Panel Paper: Paid Family Leave and Health Care Utilization Among Working Mothers in California

Friday, November 8, 2019
Plaza Building: Concourse Level, Plaza Court 7 (Sheraton Denver Downtown)

*Names in bold indicate Presenter

Yi Lu1, Aleksandra Holod1, Krishna Winfrey1, Sami Kitmitto1, Erica P. Gunderson2 and Steven Garfinkel1, (1)American Institutes for Research, (2)Kaiser Permanente Division of Research

BACKGROUND: In this study, we investigated whether mothers’ awareness of California’s PFL (CA-PFL) program was associated with lower odds of postpartum hospital admissions and emergency room (ER) visits. Our hypothesis was that CA-PFL increases total replacement income during leave and supports longer maternity leaves, which in turn reduces high-cost health care utilization, including ER visits and hospitalizations. Longer, better-paid family leaves may reduce maternal and family stress and give mothers the opportunity to seek preventive care for health conditions that could lead to an ER visit or hospitalization if ignored.
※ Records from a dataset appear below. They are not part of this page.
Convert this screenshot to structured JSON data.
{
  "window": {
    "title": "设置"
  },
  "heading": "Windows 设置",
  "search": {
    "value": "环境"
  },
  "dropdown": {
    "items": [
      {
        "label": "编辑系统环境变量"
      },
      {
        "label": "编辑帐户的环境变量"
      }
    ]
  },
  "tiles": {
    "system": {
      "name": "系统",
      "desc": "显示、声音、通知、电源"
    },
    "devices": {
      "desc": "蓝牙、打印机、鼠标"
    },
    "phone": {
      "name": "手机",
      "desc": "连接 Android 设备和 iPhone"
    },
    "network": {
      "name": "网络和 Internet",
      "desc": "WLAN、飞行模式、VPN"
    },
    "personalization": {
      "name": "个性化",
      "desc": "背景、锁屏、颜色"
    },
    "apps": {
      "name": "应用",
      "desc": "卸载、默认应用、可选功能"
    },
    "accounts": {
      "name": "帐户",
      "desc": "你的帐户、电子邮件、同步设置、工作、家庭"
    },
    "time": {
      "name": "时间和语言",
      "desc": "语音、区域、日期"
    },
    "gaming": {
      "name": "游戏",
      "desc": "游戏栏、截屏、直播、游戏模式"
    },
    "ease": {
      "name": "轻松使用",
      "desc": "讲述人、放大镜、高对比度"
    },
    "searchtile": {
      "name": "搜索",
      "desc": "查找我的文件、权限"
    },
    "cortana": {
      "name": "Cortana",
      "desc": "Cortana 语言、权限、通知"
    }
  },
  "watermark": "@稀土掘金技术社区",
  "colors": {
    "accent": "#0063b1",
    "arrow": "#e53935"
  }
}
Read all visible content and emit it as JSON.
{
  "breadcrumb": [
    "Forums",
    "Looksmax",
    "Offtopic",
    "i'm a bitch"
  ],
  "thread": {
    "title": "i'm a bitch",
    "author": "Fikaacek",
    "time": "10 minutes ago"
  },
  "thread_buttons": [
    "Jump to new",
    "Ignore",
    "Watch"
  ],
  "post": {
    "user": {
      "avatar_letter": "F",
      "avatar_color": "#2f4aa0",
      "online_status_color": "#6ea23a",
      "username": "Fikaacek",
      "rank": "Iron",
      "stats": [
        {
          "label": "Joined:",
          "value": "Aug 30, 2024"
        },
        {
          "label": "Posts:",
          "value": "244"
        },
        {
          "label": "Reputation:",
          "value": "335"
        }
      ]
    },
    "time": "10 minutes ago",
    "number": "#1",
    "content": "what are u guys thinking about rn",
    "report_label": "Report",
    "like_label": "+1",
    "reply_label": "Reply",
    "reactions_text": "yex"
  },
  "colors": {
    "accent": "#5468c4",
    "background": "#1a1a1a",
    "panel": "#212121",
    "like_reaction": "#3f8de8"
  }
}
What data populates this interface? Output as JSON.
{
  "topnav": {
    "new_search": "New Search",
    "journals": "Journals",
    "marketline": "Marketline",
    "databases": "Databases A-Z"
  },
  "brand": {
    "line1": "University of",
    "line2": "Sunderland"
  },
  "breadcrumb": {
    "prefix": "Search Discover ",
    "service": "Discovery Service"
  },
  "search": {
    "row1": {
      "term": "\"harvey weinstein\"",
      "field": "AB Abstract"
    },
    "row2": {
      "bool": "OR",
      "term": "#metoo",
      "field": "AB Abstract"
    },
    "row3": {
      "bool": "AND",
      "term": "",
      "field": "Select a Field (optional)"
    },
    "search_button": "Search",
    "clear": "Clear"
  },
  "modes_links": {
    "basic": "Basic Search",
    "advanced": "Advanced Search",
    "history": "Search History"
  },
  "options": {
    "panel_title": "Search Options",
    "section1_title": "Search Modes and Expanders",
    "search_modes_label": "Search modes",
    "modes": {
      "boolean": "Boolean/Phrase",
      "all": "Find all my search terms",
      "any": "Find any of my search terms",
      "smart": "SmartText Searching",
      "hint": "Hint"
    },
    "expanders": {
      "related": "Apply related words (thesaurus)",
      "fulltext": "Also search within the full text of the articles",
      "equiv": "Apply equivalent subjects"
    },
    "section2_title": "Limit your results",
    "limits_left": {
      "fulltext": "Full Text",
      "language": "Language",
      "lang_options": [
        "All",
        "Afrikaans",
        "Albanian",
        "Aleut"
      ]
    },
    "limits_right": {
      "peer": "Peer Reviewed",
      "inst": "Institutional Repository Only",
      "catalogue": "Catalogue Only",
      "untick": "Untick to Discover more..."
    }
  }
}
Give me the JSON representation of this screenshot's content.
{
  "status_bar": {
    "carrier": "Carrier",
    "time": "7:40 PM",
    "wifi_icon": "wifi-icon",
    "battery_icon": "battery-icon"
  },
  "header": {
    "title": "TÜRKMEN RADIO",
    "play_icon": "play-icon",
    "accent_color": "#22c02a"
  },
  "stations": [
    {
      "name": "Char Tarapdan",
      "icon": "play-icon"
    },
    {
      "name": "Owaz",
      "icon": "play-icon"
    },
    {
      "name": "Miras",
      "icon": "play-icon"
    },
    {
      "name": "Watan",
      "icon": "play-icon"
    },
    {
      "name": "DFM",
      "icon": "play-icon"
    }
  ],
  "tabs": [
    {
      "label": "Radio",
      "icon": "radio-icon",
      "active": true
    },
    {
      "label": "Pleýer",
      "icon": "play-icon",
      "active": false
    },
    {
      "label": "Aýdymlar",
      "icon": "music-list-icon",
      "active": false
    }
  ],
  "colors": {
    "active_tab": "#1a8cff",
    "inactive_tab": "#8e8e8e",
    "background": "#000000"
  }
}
METHODS: This study drew upon a survey of approximately 2,000 new mothers in California and their electronic health records. The dataset included information on mothers’ demographics, employment, income, leave-taking, health outcomes and health care use. We examined how mothers’ awareness of CA-PFL prior to birth was associated with leave benefit take-up, and concurrent adverse health events including hospital admissions and ER visits controlling an extensive list of demographic and clinical characteristics prior to and immediately after child birth. We also employed propensity scores-based doubly robust estimation methods as a robustness check. To further mitigate the effects of unobserved factors (e.g. employer PFL benefit), we estimated the effect of time off work on ER visits in a mother fixed effect model.

RESULTS: Mothers who were aware that they were eligible for CA-PFL before birth were more likely to take at least 12 weeks of family leave and more likely to receive replacement income equal to at least half of their pre-birth wages. Mothers who were aware of CA-PFL were two-thirds less likely to have a postpartum hospitalization and one-third less likely to have an ER visit than mothers who were not aware. Controlling for unobserved mother level characteristics (e.g. labor market preference, employer maternity policy benefits, etc.), the fixed effect model demonstrated that a total of 24 weeks of leave were associated with 31.1% reduction of ER visits.

CONCLUSION: Although this is a correlational study, the findings support the hypothesis that paid family leave supports longer family leaves, which in turn may give mothers time and resources needed to seek earlier preventive care for health conditions that could lead to an emergency department visit and hospitalization. More importantly, awareness of CA-PFL is shown to be a robust indicator for postpartum adverse health events. Healthcare providers may wish to inquire regarding mothers’ awareness of paid family leave benefits as part of assessing mothers’ overall healthcare risk and plan their postpartum care accordingly.